Mobile money agents fear their businesses may be at stake following a move by the leading mobile operator to increase money transfer charges.
The agents are worried that the high costs may discourage consumers from using the service resulting in overall decline in business. Safaricom with a market share of about 63.2 per cent, announced last week it will raise mobile money charges for M-Pesa users starting tomorrow. Currently, M-Pesa has 15.2 million users. “Tariffs for all transactions bands from Sh101 and above will increase by approximately 10 per cent.
This translates into an increase of between Sh2.50 and Sh10 depending on the value of the transaction for person to person transfers,” said Safaricom Chief Executive Officer, Bob Collymore in a statement. However, Safaricom did not increase fees for transactions of between Sh10 and Sh100 to avoid hurting people who transfer such monies.
“In line with our commitment to deepen financial inclusion and access to basic financial services, Safaricom will not review the charges for money transfer transactions within Sh10 to Sh50 and Sh51 to Sh100 transaction bands,” said Collymore.
The company attributed the higher tariffs to increased tax effected by the Treasury as part of the plan to meet the rising public wage bill occasioned by salary increases for teachers, lecturers and doctors. “This review follows the publication of the Finance Act 2012, which introduces a 10 per cent excise duty on all transactions fees charged for money transfer services provided by mobile phone service providers, banks and money transfer agencies,” he added.
However, as Safaricom readies to ef- fect the changes, its rivals Airtel, Or- ange, and Yu, which also offer cash transfer services, are yet to announce tariff hikes.

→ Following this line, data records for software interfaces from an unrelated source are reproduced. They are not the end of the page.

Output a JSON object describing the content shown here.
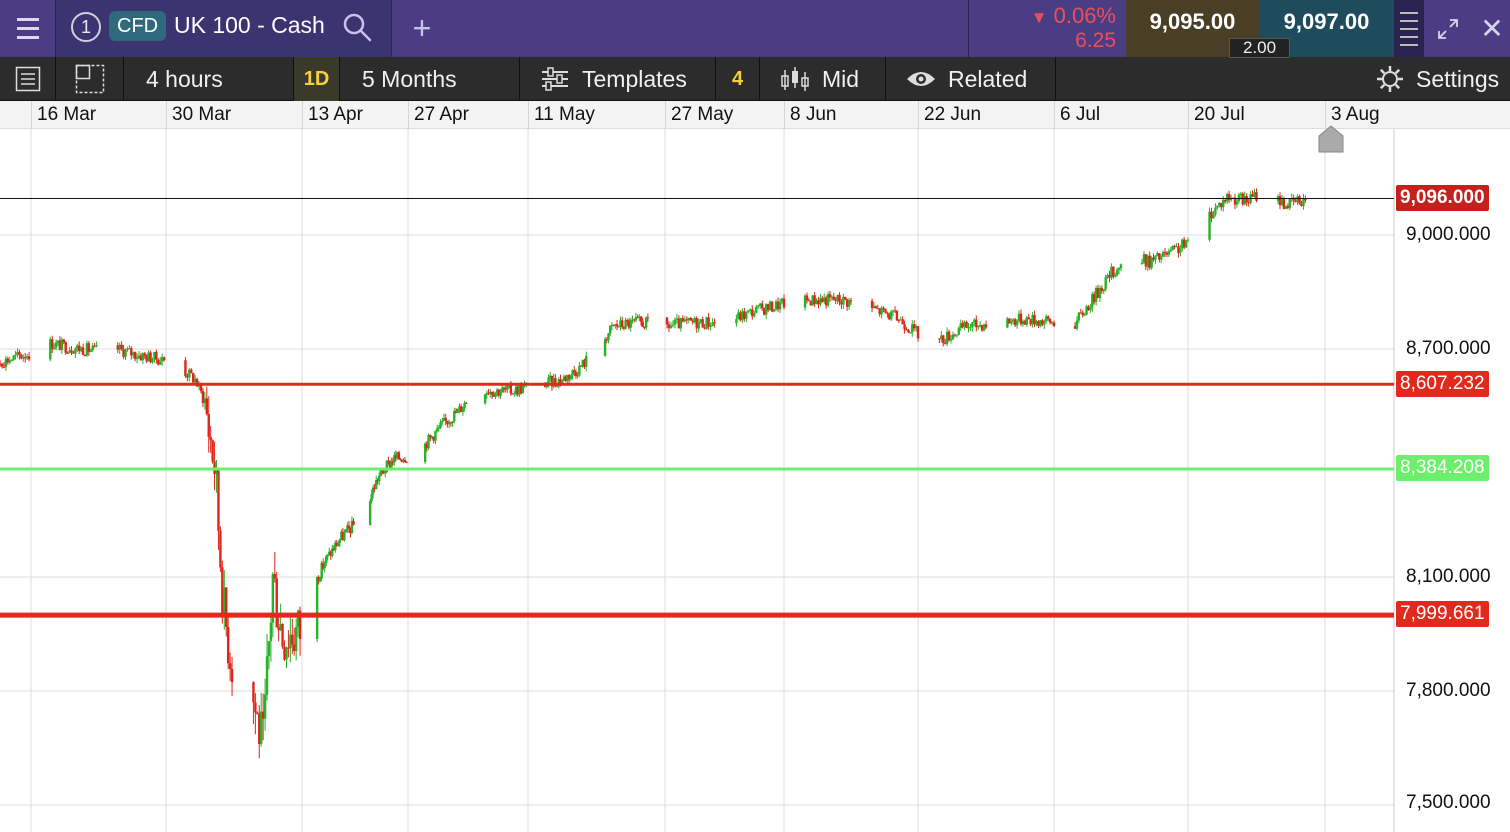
{
  "topbar": {
    "tab_number": "1",
    "product_badge": "CFD",
    "instrument_name": "UK 100 - Cash",
    "add_tab_label": "+",
    "change_percent": "0.06%",
    "change_points": "6.25",
    "change_direction_icon": "triangle-down-icon",
    "sell_price": "9,095.00",
    "buy_price": "9,097.00",
    "spread": "2.00",
    "close_label": "✕",
    "colors": {
      "bar": "#4b3d83",
      "down": "#e8505a",
      "sell_bg": "#4a3e25",
      "buy_bg": "#1f4c5c"
    }
  },
  "toolbar": {
    "interval": "4 hours",
    "interval_short": "1D",
    "range": "5 Months",
    "templates": "Templates",
    "templates_count": "4",
    "price_type": "Mid",
    "related": "Related",
    "settings": "Settings"
  },
  "time_axis": {
    "labels": [
      "16 Mar",
      "30 Mar",
      "13 Apr",
      "27 Apr",
      "11 May",
      "27 May",
      "8 Jun",
      "22 Jun",
      "6 Jul",
      "20 Jul",
      "3 Aug"
    ]
  },
  "price_axis": {
    "labels": [
      "9,000.000",
      "8,700.000",
      "8,100.000",
      "7,800.000",
      "7,500.000"
    ],
    "values": [
      9000,
      8700,
      8100,
      7800,
      7500
    ]
  },
  "last_price": {
    "label": "9,096.000",
    "value": 9096,
    "color": "#c4201c"
  },
  "levels": [
    {
      "label": "8,607.232",
      "value": 8607.232,
      "color": "#e02a1e"
    },
    {
      "label": "8,384.208",
      "value": 8384.208,
      "color": "#6cf06c"
    },
    {
      "label": "7,999.661",
      "value": 7999.661,
      "color": "#e02a1e"
    }
  ],
  "chart_data": {
    "type": "candlestick",
    "instrument": "UK 100 - Cash",
    "interval": "4 hours",
    "range": "5 Months",
    "x_ticks": [
      "16 Mar",
      "30 Mar",
      "13 Apr",
      "27 Apr",
      "11 May",
      "27 May",
      "8 Jun",
      "22 Jun",
      "6 Jul",
      "20 Jul",
      "3 Aug"
    ],
    "y_ticks": [
      9000,
      8700,
      8100,
      7800,
      7500
    ],
    "ylim": [
      7430,
      9170
    ],
    "up_color": "#27b327",
    "down_color": "#e0241c",
    "grid": true,
    "close_path": [
      [
        "10 Mar",
        8640
      ],
      [
        "12 Mar",
        8660
      ],
      [
        "16 Mar",
        8690
      ],
      [
        "18 Mar",
        8715
      ],
      [
        "20 Mar",
        8705
      ],
      [
        "23 Mar",
        8695
      ],
      [
        "25 Mar",
        8700
      ],
      [
        "27 Mar",
        8685
      ],
      [
        "30 Mar",
        8670
      ],
      [
        "1 Apr",
        8640
      ],
      [
        "2 Apr",
        8620
      ],
      [
        "3 Apr",
        8560
      ],
      [
        "4 Apr",
        8400
      ],
      [
        "5 Apr",
        8000
      ],
      [
        "6 Apr",
        7850
      ],
      [
        "7 Apr",
        7650
      ],
      [
        "8 Apr",
        7780
      ],
      [
        "9 Apr",
        7650
      ],
      [
        "10 Apr",
        8100
      ],
      [
        "11 Apr",
        7950
      ],
      [
        "13 Apr",
        7960
      ],
      [
        "14 Apr",
        8050
      ],
      [
        "16 Apr",
        8140
      ],
      [
        "18 Apr",
        8200
      ],
      [
        "21 Apr",
        8260
      ],
      [
        "23 Apr",
        8360
      ],
      [
        "25 Apr",
        8410
      ],
      [
        "27 Apr",
        8420
      ],
      [
        "29 Apr",
        8450
      ],
      [
        "1 May",
        8500
      ],
      [
        "3 May",
        8540
      ],
      [
        "5 May",
        8600
      ],
      [
        "7 May",
        8590
      ],
      [
        "9 May",
        8590
      ],
      [
        "11 May",
        8600
      ],
      [
        "13 May",
        8610
      ],
      [
        "15 May",
        8620
      ],
      [
        "17 May",
        8650
      ],
      [
        "19 May",
        8700
      ],
      [
        "21 May",
        8760
      ],
      [
        "24 May",
        8770
      ],
      [
        "27 May",
        8760
      ],
      [
        "30 May",
        8770
      ],
      [
        "2 Jun",
        8770
      ],
      [
        "5 Jun",
        8800
      ],
      [
        "8 Jun",
        8820
      ],
      [
        "11 Jun",
        8830
      ],
      [
        "14 Jun",
        8830
      ],
      [
        "17 Jun",
        8810
      ],
      [
        "20 Jun",
        8780
      ],
      [
        "22 Jun",
        8740
      ],
      [
        "24 Jun",
        8720
      ],
      [
        "27 Jun",
        8760
      ],
      [
        "30 Jun",
        8770
      ],
      [
        "3 Jul",
        8780
      ],
      [
        "6 Jul",
        8770
      ],
      [
        "8 Jul",
        8760
      ],
      [
        "10 Jul",
        8830
      ],
      [
        "12 Jul",
        8900
      ],
      [
        "14 Jul",
        8940
      ],
      [
        "16 Jul",
        8930
      ],
      [
        "18 Jul",
        8950
      ],
      [
        "20 Jul",
        8980
      ],
      [
        "22 Jul",
        9050
      ],
      [
        "24 Jul",
        9100
      ],
      [
        "26 Jul",
        9090
      ],
      [
        "28 Jul",
        9120
      ],
      [
        "30 Jul",
        9080
      ],
      [
        "1 Aug",
        9096
      ]
    ]
  }
}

So is the independent cash transfer firm, Tangaza. This is what is worrying M-Pesa agents, who foresee consumers seeking services from their competitors. “All indications are clear that the tariff rise may make us lose business in the coming months. It always happens when costs increase.
It happened when Safaricom increased its call rates,” George Mogire, a mobile money agent in Nairobi said. Mogire, who runs a mobile money shop in the central business dis- trict, said consumers are not happy with the rise, which comes barely a few months after Safaricom revised upwards its charges. To send Sh101, M-Pesa users pay Sh55 as transactions fees. The money caters for sending and withdraw- ing fees, which are Sh30 and Sh25 respectively.
The figures will now go up by 10 per cent to Sh33 for send- ing cash and Sh27.50 for withdraw- ing, which will makes it uneconomical for most mobile money users. “Since the company announced that it will increase M-Pesa tariffs, I have not served any customer, who has not complained of the move.
One customer told me that he may be forced to start using our competi- tor’s services due to the increase,” said Mogire. Airtel, for instance, in a bid to increase its market share is offering “free money transfer serv- ices”, where subscribers only pay for withdrawing cash. “Certainly, the tariff rise is going to affect our business.
People are going to shun our cash transfer services and turn to other means of sending money,” said Mogire. Some of the ways people may turn to include direct bank deposits in peoples’ bank accounts. “This is what consumers used to do before mobile money became convenient.
Kenyans are price sensitive. Any increase in charges turns people off, making them to start looking for alternatives,” he said. His colleague Martin Mukuri said the tariff rise will worsen their plight since it has become difficult to run mobile money outlets as standalone shops.